The Village Green:
The Green gives Stillingfleet its character and makes it stand out from all other villages in the district, but it does not look after itself. The management of the village green is currently carried out under the terms laid down in the Higher Level Stewardship Scheme by Natural England, for which we receive a grant of around £2,300. p.a. The terms include grass cutting times, grazing methods and other works, which are intended to create a species rich grassland providing a habitat for a variety of insects, birds and other animals. Unfortunately no grazier is currently willing to graze sheep on the green because of dog poo which leads to abortion in ewes. Without the grant from Natural England there would have to be a substantial increase in the parish rate to cut and bale the green when the hay produced is of doubtful quality.
The Parish Council owns and administers the village green (including the road verges) for the benefit of all residents. Please note that parking on the green and verges is not permitted (designated car parks excepted).
Fortunately, the green does not suffer from dumping of household rubbish. While most of the village dog owners pick up after their dogs, a very few do not, which is unpleasant for everyone else and is a disease risk. The Council is therefore investigating the possibility of obtaining an Open Spaces Protection Order so please remember to go equipped when dog walking.
Another perennial problem is domestic drainage. There are numerous drains under the green taking run off from septic tanks and treatment plants into the beck. Some of these are ancient and some are shallow and some are prone to blockage. Many are uncharted. The problem is exacerbated by surface water run-off, springs and underground run off from soakaways and land drains. The Council is considering affordable ways in which to tackle this problem. Residents are reminded that it is their responsibility to keep their own drains in good working order.
A group of residents have constituted themselves as ‘Play Stillingfleet’ with the objective of improving community activities and play facilities. Extensive enquiries have been made by the Parish Council to find a suitable plot of land for a play area. The council considered the possibility of placing play equipment on the green but, after extensive consultations and a questionnaire to every household, the council voted to oppose such a step. The council supports the continuing search for a play area elsewhere in the village. Play Stillingfleet has also been a key player in raising money and enthusiasm for a defibrillator which will soon be installed on the village hall.
The village now has an optic fibre connection through to Escrick which means that a high speed internet connection is theoretically available to almost all inhabitants.

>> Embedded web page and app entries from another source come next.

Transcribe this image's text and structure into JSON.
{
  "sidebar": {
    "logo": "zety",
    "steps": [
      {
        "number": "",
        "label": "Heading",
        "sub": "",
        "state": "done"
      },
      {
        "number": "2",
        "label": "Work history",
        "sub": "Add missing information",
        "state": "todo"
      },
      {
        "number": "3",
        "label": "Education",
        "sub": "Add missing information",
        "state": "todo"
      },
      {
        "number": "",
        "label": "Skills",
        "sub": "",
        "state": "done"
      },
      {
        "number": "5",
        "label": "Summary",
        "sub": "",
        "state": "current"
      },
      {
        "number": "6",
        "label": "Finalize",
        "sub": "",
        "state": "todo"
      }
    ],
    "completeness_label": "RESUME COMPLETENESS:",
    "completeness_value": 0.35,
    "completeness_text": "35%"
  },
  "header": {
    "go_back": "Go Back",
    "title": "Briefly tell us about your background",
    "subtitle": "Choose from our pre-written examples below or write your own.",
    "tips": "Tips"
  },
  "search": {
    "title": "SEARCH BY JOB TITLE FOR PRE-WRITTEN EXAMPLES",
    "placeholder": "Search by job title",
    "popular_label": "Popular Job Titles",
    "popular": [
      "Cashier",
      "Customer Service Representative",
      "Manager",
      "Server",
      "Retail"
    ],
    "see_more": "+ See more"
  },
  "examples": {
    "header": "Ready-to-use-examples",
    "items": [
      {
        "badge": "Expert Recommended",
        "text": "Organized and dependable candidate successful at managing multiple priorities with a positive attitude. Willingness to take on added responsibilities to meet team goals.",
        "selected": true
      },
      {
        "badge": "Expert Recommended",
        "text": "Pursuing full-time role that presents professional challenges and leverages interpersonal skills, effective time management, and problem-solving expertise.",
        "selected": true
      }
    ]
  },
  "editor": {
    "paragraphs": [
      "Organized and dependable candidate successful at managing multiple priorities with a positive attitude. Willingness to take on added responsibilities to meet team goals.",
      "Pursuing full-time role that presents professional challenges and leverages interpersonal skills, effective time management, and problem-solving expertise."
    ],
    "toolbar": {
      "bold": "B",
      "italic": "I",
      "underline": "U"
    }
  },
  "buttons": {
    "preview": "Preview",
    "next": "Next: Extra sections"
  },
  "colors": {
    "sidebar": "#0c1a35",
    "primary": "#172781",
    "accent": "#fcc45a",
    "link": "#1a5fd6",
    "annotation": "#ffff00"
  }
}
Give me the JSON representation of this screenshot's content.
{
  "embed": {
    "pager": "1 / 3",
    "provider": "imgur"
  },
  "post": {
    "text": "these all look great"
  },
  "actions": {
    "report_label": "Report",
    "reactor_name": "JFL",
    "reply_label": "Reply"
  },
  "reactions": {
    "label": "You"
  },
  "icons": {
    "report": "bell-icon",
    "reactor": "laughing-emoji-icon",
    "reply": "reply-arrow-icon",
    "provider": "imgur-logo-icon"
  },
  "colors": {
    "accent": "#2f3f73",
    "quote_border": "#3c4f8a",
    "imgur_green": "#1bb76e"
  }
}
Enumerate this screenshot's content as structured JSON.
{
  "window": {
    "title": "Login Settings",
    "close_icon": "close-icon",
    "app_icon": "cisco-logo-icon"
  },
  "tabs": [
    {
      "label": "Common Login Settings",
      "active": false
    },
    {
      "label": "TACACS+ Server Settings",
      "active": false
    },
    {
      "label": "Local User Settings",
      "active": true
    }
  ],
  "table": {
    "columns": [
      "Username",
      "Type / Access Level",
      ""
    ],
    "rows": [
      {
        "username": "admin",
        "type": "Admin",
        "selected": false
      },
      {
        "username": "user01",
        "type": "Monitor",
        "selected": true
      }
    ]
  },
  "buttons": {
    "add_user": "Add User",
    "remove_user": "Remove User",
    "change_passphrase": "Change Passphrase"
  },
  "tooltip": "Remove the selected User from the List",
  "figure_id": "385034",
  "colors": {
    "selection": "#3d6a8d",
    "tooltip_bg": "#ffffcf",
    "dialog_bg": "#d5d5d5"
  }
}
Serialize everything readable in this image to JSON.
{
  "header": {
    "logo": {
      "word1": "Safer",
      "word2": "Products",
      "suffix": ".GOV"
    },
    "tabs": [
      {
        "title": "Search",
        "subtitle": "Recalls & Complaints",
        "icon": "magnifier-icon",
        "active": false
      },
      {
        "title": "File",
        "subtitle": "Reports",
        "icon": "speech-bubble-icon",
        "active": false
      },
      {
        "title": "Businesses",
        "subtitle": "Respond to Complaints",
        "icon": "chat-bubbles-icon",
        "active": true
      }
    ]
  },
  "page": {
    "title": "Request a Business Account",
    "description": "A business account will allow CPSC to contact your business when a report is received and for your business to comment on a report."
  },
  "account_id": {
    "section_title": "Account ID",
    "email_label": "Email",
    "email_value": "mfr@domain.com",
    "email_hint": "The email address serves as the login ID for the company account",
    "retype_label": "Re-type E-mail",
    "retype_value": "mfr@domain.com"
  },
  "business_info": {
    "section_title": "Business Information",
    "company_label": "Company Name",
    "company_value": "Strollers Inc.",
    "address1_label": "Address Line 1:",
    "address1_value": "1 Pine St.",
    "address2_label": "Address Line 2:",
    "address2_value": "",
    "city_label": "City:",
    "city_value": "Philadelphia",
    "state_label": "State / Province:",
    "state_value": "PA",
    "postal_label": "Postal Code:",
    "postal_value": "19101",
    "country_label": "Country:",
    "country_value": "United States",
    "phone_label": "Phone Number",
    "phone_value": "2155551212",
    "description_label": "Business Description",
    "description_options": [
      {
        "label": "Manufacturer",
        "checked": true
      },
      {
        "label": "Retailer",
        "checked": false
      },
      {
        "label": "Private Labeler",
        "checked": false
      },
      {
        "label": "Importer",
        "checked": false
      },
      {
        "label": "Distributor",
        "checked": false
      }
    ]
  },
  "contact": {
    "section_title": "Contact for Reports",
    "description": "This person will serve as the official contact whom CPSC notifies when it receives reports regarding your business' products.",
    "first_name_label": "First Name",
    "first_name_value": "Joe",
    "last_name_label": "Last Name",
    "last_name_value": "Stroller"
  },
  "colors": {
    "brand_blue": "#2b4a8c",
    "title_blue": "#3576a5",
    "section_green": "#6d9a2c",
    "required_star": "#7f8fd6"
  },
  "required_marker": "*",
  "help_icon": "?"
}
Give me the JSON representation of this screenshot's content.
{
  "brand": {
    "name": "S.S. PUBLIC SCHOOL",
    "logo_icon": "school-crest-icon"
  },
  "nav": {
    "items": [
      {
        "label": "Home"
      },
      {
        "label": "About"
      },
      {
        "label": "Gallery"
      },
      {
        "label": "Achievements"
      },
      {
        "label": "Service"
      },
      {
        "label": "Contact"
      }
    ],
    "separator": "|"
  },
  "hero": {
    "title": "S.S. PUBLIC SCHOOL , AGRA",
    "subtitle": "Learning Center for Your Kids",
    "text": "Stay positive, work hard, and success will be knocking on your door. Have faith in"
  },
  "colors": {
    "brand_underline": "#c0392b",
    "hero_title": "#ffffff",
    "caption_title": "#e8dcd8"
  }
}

The Charity Field:
The Parish Council is the trustee of a charity which owns a field. The rent from letting that field is to be used for charitable purposes for the benefit of the inhabitants of Stillingfleet for which provision is not made out of public funds.
The Parish Council now has its own website www.stillingfleetparishcouncil.org It now contains a lot of information about the parish council and our proceedings, but we are also taking steps to keep it up to date
The Parish Council is not responsible for the administration of the Church yard. (That is the responsibility of the Parochial Church Council). However, the Parish Council does currently contribute to the cost of upkeep of the churchyard and cemetery.
The Parish Council welcomes suggestions to improve facilities in the village (starting with a thriving pub), but resident groups and individuals are also encouraged to take the initiative with their own projects to improve community life.
Finally, my thanks to Hannah Breheney (our clerk until 1st February 2018), to Ruth Swales (our current clerk) and to all my fellow councillors for their help and good humour over the past year.
Paul Elmhirst (Chairman, Stillingfleet Parish Council)
31 May 2018